Task brief ▸
When you respond, restate each record exactly as it is given.

□ □ □ □ □ □ □

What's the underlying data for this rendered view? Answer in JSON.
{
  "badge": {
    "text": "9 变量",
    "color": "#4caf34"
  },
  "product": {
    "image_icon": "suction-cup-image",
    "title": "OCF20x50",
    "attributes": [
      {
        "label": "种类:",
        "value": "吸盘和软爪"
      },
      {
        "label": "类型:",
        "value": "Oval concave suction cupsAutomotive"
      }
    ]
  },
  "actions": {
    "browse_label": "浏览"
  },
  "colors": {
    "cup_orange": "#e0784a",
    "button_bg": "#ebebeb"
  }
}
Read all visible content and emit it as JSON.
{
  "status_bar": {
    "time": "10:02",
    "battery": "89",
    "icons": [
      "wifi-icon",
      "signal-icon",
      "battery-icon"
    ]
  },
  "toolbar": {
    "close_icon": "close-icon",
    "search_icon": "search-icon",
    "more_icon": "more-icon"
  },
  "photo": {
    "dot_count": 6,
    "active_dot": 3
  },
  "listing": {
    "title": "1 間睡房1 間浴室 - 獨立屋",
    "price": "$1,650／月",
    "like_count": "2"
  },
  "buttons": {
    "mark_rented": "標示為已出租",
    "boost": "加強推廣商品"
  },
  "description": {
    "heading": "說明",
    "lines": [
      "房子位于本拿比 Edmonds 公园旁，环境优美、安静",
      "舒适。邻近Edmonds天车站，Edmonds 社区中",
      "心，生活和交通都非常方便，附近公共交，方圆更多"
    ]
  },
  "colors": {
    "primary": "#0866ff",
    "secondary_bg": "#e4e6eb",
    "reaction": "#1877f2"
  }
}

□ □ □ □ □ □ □

Result for this task ▸
What's the underlying data for this rendered view? Answer in JSON.
{
  "badge": {
    "text": "9 变量",
    "color": "#4caf34"
  },
  "product": {
    "image_icon": "suction-cup-image",
    "title": "OCF20x50",
    "attributes": [
      {
        "label": "种类:",
        "value": "吸盘和软爪"
      },
      {
        "label": "类型:",
        "value": "Oval concave suction cupsAutomotive"
      }
    ]
  },
  "actions": {
    "browse_label": "浏览"
  },
  "colors": {
    "cup_orange": "#e0784a",
    "button_bg": "#ebebeb"
  }
}
Read all visible content and emit it as JSON.
{
  "status_bar": {
    "time": "10:02",
    "battery": "89",
    "icons": [
      "wifi-icon",
      "signal-icon",
      "battery-icon"
    ]
  },
  "toolbar": {
    "close_icon": "close-icon",
    "search_icon": "search-icon",
    "more_icon": "more-icon"
  },
  "photo": {
    "dot_count": 6,
    "active_dot": 3
  },
  "listing": {
    "title": "1 間睡房1 間浴室 - 獨立屋",
    "price": "$1,650／月",
    "like_count": "2"
  },
  "buttons": {
    "mark_rented": "標示為已出租",
    "boost": "加強推廣商品"
  },
  "description": {
    "heading": "說明",
    "lines": [
      "房子位于本拿比 Edmonds 公园旁，环境优美、安静",
      "舒适。邻近Edmonds天车站，Edmonds 社区中",
      "心，生活和交通都非常方便，附近公共交，方圆更多"
    ]
  },
  "colors": {
    "primary": "#0866ff",
    "secondary_bg": "#e4e6eb",
    "reaction": "#1877f2"
  }
}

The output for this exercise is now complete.